> BRIEF:
What you give back must match the data exactly, minus the pictures.

┌────────

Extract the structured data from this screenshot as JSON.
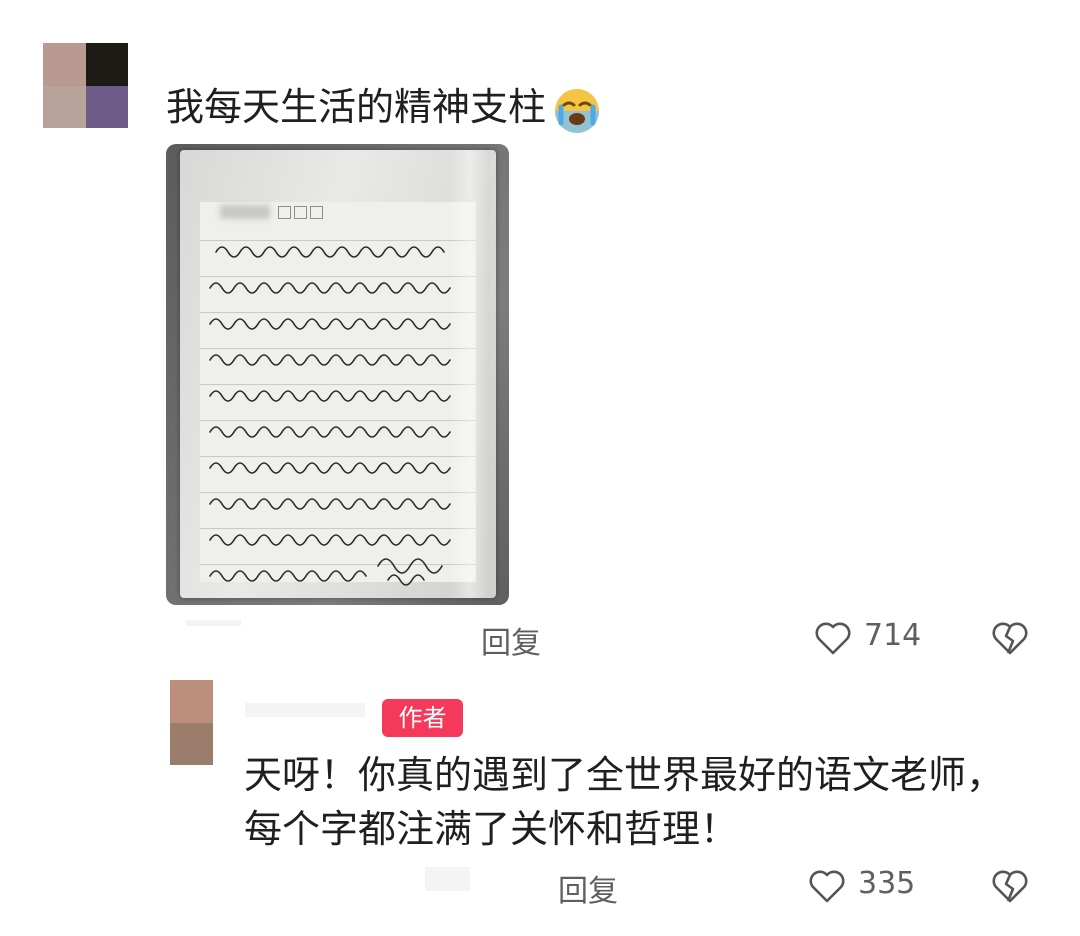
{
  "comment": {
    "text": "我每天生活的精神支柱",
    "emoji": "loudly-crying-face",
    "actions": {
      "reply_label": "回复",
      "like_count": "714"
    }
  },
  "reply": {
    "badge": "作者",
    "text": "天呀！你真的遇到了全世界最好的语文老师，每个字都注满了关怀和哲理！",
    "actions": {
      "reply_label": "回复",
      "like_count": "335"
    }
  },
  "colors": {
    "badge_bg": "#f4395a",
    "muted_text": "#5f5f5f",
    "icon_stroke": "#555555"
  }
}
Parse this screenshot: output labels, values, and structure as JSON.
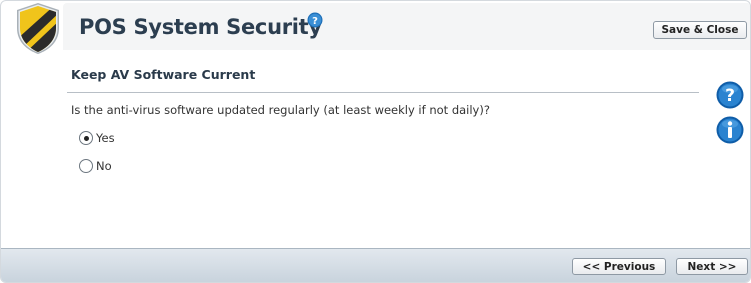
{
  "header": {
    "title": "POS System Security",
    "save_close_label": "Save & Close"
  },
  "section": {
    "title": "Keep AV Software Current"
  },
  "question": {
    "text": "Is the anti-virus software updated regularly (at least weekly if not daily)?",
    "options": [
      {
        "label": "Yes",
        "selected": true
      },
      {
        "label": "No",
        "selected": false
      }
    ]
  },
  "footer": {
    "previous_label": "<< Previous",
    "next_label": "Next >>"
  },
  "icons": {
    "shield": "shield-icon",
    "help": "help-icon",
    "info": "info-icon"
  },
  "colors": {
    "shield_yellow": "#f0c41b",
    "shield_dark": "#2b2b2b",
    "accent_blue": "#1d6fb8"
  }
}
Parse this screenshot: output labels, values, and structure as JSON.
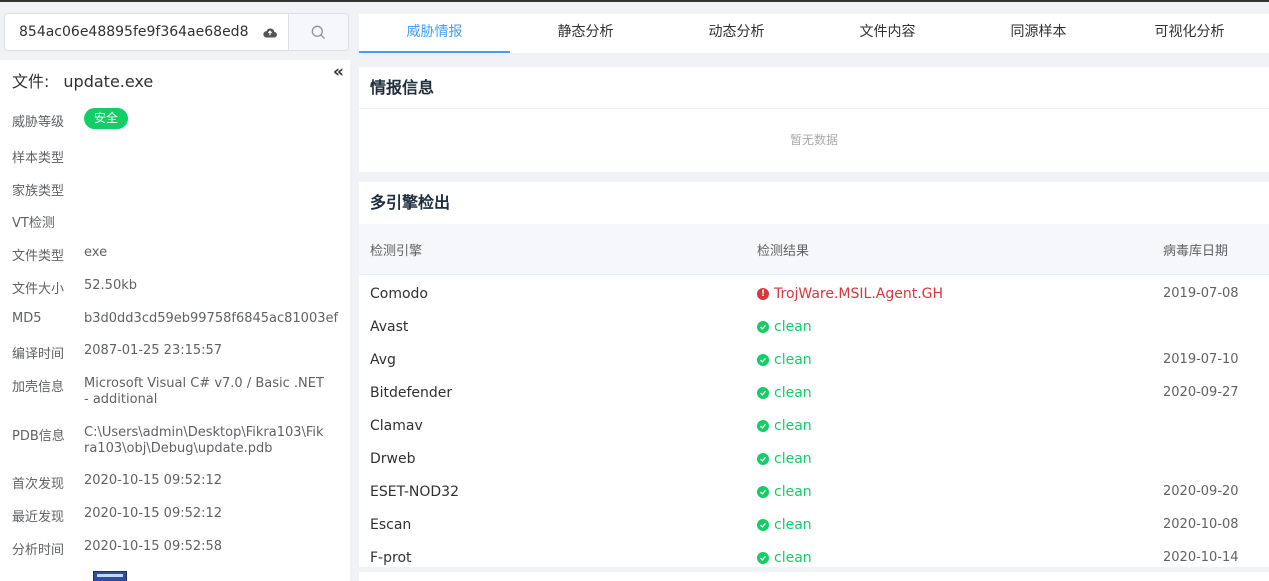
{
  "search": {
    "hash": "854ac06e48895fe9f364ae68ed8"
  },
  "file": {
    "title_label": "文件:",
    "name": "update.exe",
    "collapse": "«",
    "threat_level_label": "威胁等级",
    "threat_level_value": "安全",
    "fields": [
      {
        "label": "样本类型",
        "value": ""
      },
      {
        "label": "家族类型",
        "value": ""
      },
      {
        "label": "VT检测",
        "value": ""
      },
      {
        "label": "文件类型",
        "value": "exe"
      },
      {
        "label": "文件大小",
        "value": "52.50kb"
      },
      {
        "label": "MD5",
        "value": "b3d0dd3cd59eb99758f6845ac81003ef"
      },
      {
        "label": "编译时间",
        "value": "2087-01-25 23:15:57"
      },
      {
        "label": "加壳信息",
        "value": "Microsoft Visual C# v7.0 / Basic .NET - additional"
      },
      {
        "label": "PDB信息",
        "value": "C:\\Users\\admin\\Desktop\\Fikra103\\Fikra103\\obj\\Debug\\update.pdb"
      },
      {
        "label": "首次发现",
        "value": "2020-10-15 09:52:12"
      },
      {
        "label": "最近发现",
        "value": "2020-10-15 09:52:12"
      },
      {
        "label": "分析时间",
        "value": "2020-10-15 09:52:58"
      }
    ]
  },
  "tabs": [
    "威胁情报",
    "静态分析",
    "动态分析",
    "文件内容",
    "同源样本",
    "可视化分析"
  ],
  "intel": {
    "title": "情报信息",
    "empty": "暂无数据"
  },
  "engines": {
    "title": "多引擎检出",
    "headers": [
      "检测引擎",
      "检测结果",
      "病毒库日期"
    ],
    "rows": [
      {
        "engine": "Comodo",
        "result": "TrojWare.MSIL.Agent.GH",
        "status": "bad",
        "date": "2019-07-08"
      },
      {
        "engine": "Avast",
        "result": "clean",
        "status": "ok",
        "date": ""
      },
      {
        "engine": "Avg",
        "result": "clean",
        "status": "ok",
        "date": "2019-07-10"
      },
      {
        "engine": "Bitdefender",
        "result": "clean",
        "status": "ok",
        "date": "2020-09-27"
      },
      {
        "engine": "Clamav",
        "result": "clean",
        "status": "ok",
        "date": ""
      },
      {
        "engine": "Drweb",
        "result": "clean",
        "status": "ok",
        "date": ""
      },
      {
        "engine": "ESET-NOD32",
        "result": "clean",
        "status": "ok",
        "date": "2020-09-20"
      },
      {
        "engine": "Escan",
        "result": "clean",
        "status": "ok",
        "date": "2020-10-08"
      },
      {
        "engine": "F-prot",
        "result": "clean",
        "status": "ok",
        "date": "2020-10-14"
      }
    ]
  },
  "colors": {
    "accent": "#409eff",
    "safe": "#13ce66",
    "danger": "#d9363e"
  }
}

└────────

> OUTPUT OF THE EXERCISE:
Extract the structured data from this screenshot as JSON.
{
  "comment": {
    "text": "我每天生活的精神支柱",
    "emoji": "loudly-crying-face",
    "actions": {
      "reply_label": "回复",
      "like_count": "714"
    }
  },
  "reply": {
    "badge": "作者",
    "text": "天呀！你真的遇到了全世界最好的语文老师，每个字都注满了关怀和哲理！",
    "actions": {
      "reply_label": "回复",
      "like_count": "335"
    }
  },
  "colors": {
    "badge_bg": "#f4395a",
    "muted_text": "#5f5f5f",
    "icon_stroke": "#555555"
  }
}
Parse this screenshot: output labels, values, and structure as JSON.
{
  "header": {
    "title": "POS System Security",
    "save_close_label": "Save & Close"
  },
  "section": {
    "title": "Keep AV Software Current"
  },
  "question": {
    "text": "Is the anti-virus software updated regularly (at least weekly if not daily)?",
    "options": [
      {
        "label": "Yes",
        "selected": true
      },
      {
        "label": "No",
        "selected": false
      }
    ]
  },
  "footer": {
    "previous_label": "<< Previous",
    "next_label": "Next >>"
  },
  "icons": {
    "shield": "shield-icon",
    "help": "help-icon",
    "info": "info-icon"
  },
  "colors": {
    "shield_yellow": "#f0c41b",
    "shield_dark": "#2b2b2b",
    "accent_blue": "#1d6fb8"
  }
}
Parse this screenshot: output labels, values, and structure as JSON.
{
  "search": {
    "hash": "854ac06e48895fe9f364ae68ed8"
  },
  "file": {
    "title_label": "文件:",
    "name": "update.exe",
    "collapse": "«",
    "threat_level_label": "威胁等级",
    "threat_level_value": "安全",
    "fields": [
      {
        "label": "样本类型",
        "value": ""
      },
      {
        "label": "家族类型",
        "value": ""
      },
      {
        "label": "VT检测",
        "value": ""
      },
      {
        "label": "文件类型",
        "value": "exe"
      },
      {
        "label": "文件大小",
        "value": "52.50kb"
      },
      {
        "label": "MD5",
        "value": "b3d0dd3cd59eb99758f6845ac81003ef"
      },
      {
        "label": "编译时间",
        "value": "2087-01-25 23:15:57"
      },
      {
        "label": "加壳信息",
        "value": "Microsoft Visual C# v7.0 / Basic .NET - additional"
      },
      {
        "label": "PDB信息",
        "value": "C:\\Users\\admin\\Desktop\\Fikra103\\Fikra103\\obj\\Debug\\update.pdb"
      },
      {
        "label": "首次发现",
        "value": "2020-10-15 09:52:12"
      },
      {
        "label": "最近发现",
        "value": "2020-10-15 09:52:12"
      },
      {
        "label": "分析时间",
        "value": "2020-10-15 09:52:58"
      }
    ]
  },
  "tabs": [
    "威胁情报",
    "静态分析",
    "动态分析",
    "文件内容",
    "同源样本",
    "可视化分析"
  ],
  "intel": {
    "title": "情报信息",
    "empty": "暂无数据"
  },
  "engines": {
    "title": "多引擎检出",
    "headers": [
      "检测引擎",
      "检测结果",
      "病毒库日期"
    ],
    "rows": [
      {
        "engine": "Comodo",
        "result": "TrojWare.MSIL.Agent.GH",
        "status": "bad",
        "date": "2019-07-08"
      },
      {
        "engine": "Avast",
        "result": "clean",
        "status": "ok",
        "date": ""
      },
      {
        "engine": "Avg",
        "result": "clean",
        "status": "ok",
        "date": "2019-07-10"
      },
      {
        "engine": "Bitdefender",
        "result": "clean",
        "status": "ok",
        "date": "2020-09-27"
      },
      {
        "engine": "Clamav",
        "result": "clean",
        "status": "ok",
        "date": ""
      },
      {
        "engine": "Drweb",
        "result": "clean",
        "status": "ok",
        "date": ""
      },
      {
        "engine": "ESET-NOD32",
        "result": "clean",
        "status": "ok",
        "date": "2020-09-20"
      },
      {
        "engine": "Escan",
        "result": "clean",
        "status": "ok",
        "date": "2020-10-08"
      },
      {
        "engine": "F-prot",
        "result": "clean",
        "status": "ok",
        "date": "2020-10-14"
      }
    ]
  },
  "colors": {
    "accent": "#409eff",
    "safe": "#13ce66",
    "danger": "#d9363e"
  }
}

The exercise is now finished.